Variability of Care and Access to Transplantation for Children with Biliary Atresia Who Need a Liver Replacement

J Clin Med. 2022 Apr 12;11(8):2142. doi: 10.3390/jcm11082142.


Background & Aims: Biliary atresia (BA) is the commonest single etiology indication for liver replacement in children. As timely access to liver transplantation (LT) remains challenging for small BA children (with prolonged waiting time being associated with clinical deterioration leading to both preventable pre- and post-transplant morbidity and mortality), the care pathway of BA children in need of LT was analyzed—from diagnosis to LT—with particular attention to referral patterns, timing of referral, waiting list dynamics and need for medical assistance before LT. Methods: International multicentric retrospective study. Intent-to-transplant study analyzing BA children who had indication for LT early in life (aged < 3 years at the time of assessment), over the last 5 years (2016−2020). Clinical and laboratory data of 219 BA children were collected from 8 transplant centers (6 in Europe and 2 in USA). Results: 39 patients underwent primary transplants. Children who underwent Kasai in a specialist -but not transplant- center were older at time of referral and at transplant. At assessment for LT, the vast majority of children already were experiencing complication of cirrhosis, and the majority of children needed medical assistance (nutritional support, hospitalization, transfusion of albumin or blood) while waiting for transplantation. Severe worsening of the clinical condition led to the need for requesting a priority status (i.e., Peld Score exception or similar) for timely graft allocation for 76 children, overall (35%). Conclusions: As LT currently results in BA patient survival exceeding 95% in many expert LT centers, the paradigm for BA management optimization and survival have currently shifted to the pre-LT management. The creation of networks dedicated to the timely referral to a pediatric transplant center and possibly centralization of care should be considered, in combination with implementing all different graft type surgeries in specialist centers (including split and living donor LTs) to achieve timely LT in this vulnerable population.

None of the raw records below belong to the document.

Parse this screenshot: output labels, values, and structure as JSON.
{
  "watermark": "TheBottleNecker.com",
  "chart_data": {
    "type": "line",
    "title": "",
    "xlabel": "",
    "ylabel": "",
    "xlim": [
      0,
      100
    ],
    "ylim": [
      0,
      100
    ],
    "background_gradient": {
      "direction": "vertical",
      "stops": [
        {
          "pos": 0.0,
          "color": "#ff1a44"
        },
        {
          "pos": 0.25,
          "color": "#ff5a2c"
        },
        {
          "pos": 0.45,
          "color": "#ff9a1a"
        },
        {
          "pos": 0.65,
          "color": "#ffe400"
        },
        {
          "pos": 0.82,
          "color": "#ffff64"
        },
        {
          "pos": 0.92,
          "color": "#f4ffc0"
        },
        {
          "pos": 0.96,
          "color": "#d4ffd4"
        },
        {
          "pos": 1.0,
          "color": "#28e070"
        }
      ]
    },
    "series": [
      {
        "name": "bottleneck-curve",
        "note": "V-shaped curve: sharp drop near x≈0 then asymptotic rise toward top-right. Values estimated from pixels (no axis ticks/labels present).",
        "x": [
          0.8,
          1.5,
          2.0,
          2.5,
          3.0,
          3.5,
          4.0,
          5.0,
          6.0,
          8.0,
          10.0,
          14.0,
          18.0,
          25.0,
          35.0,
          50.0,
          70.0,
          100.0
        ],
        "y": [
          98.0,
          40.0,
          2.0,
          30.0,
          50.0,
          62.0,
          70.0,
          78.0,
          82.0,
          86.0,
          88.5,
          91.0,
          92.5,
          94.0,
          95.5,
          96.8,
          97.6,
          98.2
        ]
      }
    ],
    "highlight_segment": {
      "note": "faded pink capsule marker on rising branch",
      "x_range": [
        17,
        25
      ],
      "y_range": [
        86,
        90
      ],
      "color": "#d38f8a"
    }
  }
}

Keywords: Kasai portoenterostomy; biliary atresia; outcome; pediatric liver transplantation; referral practice; transplant waiting list.